(Element data from apps and pages)
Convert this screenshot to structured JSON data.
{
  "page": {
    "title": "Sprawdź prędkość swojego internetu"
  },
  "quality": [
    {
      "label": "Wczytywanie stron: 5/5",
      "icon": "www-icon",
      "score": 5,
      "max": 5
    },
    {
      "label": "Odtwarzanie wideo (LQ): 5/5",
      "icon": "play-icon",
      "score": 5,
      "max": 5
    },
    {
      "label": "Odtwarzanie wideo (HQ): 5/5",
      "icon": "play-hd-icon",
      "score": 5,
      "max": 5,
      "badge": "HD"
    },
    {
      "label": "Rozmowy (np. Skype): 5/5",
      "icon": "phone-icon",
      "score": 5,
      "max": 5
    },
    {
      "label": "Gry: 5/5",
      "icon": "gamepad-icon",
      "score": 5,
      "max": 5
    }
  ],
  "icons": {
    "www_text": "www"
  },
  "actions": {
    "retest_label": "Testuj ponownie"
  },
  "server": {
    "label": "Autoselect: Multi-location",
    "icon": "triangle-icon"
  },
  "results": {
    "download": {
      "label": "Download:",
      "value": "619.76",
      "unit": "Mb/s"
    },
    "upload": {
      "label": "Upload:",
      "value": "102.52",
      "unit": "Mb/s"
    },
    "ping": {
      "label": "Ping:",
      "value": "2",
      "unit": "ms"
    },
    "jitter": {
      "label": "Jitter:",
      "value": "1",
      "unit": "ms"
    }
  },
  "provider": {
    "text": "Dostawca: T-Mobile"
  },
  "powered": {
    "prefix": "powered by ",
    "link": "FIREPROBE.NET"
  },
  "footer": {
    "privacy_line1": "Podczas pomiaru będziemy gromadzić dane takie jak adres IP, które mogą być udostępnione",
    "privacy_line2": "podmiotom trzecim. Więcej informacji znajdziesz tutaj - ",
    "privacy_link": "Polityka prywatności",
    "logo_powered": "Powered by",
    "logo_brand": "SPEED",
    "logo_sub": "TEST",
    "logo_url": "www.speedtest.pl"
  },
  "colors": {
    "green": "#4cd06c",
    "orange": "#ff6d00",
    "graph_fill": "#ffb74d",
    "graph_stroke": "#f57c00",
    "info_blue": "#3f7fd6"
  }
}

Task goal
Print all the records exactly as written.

Task response
Convert this screenshot to structured JSON data.
{
  "page": {
    "title": "Sprawdź prędkość swojego internetu"
  },
  "quality": [
    {
      "label": "Wczytywanie stron: 5/5",
      "icon": "www-icon",
      "score": 5,
      "max": 5
    },
    {
      "label": "Odtwarzanie wideo (LQ): 5/5",
      "icon": "play-icon",
      "score": 5,
      "max": 5
    },
    {
      "label": "Odtwarzanie wideo (HQ): 5/5",
      "icon": "play-hd-icon",
      "score": 5,
      "max": 5,
      "badge": "HD"
    },
    {
      "label": "Rozmowy (np. Skype): 5/5",
      "icon": "phone-icon",
      "score": 5,
      "max": 5
    },
    {
      "label": "Gry: 5/5",
      "icon": "gamepad-icon",
      "score": 5,
      "max": 5
    }
  ],
  "icons": {
    "www_text": "www"
  },
  "actions": {
    "retest_label": "Testuj ponownie"
  },
  "server": {
    "label": "Autoselect: Multi-location",
    "icon": "triangle-icon"
  },
  "results": {
    "download": {
      "label": "Download:",
      "value": "619.76",
      "unit": "Mb/s"
    },
    "upload": {
      "label": "Upload:",
      "value": "102.52",
      "unit": "Mb/s"
    },
    "ping": {
      "label": "Ping:",
      "value": "2",
      "unit": "ms"
    },
    "jitter": {
      "label": "Jitter:",
      "value": "1",
      "unit": "ms"
    }
  },
  "provider": {
    "text": "Dostawca: T-Mobile"
  },
  "powered": {
    "prefix": "powered by ",
    "link": "FIREPROBE.NET"
  },
  "footer": {
    "privacy_line1": "Podczas pomiaru będziemy gromadzić dane takie jak adres IP, które mogą być udostępnione",
    "privacy_line2": "podmiotom trzecim. Więcej informacji znajdziesz tutaj - ",
    "privacy_link": "Polityka prywatności",
    "logo_powered": "Powered by",
    "logo_brand": "SPEED",
    "logo_sub": "TEST",
    "logo_url": "www.speedtest.pl"
  },
  "colors": {
    "green": "#4cd06c",
    "orange": "#ff6d00",
    "graph_fill": "#ffb74d",
    "graph_stroke": "#f57c00",
    "info_blue": "#3f7fd6"
  }
}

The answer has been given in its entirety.